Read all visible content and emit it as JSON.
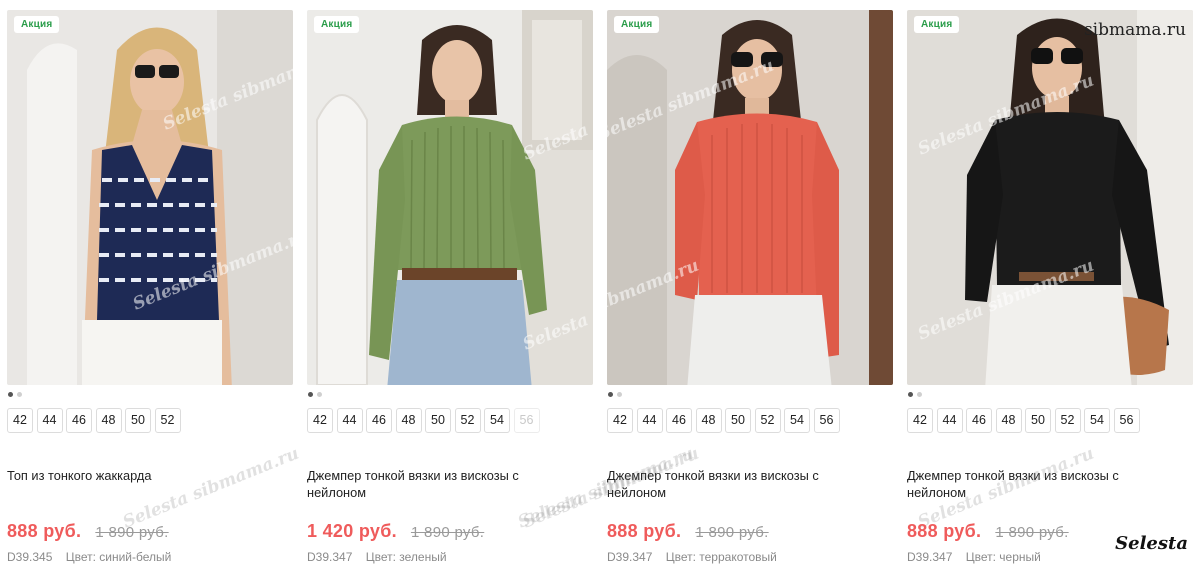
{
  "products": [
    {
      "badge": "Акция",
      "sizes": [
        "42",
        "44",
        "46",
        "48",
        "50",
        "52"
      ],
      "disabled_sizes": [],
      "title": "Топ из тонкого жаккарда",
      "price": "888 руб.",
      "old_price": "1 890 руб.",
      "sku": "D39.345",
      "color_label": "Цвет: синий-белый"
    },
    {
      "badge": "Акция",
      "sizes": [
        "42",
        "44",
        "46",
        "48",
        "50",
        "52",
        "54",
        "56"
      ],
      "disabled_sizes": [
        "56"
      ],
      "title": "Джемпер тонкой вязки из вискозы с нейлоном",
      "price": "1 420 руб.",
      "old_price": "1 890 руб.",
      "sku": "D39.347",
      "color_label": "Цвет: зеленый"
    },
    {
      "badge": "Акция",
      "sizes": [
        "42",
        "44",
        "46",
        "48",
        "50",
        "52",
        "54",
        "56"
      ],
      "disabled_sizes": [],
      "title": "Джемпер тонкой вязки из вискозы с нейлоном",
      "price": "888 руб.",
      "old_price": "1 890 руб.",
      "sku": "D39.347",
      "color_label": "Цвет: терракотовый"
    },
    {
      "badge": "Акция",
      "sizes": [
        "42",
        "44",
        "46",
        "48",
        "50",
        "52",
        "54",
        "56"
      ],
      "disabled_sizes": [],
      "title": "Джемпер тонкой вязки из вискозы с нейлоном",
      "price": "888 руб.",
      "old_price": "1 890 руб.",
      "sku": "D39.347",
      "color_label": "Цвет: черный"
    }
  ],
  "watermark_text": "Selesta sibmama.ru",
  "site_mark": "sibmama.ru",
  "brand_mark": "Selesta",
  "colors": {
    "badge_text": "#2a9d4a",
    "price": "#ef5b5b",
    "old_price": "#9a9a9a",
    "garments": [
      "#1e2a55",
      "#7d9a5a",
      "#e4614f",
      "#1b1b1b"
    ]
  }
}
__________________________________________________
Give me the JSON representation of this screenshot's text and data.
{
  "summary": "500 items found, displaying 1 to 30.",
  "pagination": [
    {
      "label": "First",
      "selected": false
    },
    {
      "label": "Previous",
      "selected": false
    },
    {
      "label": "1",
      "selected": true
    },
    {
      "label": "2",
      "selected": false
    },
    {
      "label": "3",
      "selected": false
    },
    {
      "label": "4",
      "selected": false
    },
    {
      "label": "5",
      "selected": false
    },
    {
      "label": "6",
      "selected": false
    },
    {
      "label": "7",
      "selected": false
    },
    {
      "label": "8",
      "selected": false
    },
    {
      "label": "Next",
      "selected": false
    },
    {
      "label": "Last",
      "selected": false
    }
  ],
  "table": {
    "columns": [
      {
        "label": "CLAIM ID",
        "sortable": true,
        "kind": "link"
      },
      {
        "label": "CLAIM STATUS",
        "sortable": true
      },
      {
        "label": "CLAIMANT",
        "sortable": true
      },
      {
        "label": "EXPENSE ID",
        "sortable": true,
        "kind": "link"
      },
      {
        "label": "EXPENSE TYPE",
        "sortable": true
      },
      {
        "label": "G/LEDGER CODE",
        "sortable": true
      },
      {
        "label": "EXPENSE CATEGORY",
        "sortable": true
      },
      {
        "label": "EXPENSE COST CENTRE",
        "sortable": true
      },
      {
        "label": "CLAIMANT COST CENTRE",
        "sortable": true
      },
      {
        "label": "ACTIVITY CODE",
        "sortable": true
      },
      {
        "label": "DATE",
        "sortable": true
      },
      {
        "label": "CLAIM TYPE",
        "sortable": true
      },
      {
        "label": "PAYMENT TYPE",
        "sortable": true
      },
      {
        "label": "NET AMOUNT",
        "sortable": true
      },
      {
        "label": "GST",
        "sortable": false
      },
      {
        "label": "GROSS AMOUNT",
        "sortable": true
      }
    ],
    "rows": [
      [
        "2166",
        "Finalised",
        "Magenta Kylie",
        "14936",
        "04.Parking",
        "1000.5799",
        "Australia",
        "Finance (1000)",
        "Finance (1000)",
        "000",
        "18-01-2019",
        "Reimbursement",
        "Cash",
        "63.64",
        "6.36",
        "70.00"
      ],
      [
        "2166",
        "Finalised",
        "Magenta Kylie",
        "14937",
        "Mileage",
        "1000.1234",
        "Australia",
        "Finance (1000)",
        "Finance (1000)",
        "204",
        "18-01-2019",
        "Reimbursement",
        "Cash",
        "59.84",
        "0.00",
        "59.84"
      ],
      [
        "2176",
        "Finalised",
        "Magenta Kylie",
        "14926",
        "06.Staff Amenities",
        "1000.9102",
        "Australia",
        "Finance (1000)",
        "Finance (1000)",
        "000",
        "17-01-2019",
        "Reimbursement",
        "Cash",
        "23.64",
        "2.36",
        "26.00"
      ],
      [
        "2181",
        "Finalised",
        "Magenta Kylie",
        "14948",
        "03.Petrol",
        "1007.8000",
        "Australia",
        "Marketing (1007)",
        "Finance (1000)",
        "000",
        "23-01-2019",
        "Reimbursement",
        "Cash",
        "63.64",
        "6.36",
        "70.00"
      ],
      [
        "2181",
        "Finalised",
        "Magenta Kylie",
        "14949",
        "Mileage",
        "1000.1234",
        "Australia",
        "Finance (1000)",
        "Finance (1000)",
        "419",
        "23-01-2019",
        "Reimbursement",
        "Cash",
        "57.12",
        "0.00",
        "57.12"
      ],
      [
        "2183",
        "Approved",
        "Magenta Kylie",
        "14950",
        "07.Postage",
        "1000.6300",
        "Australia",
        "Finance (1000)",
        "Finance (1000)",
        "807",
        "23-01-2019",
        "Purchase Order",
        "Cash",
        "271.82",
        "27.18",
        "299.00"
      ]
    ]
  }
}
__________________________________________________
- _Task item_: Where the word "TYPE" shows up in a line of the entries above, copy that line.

- _The completed task_:
        "label": "EXPENSE TYPE",
        "label": "CLAIM TYPE",
        "label": "PAYMENT TYPE",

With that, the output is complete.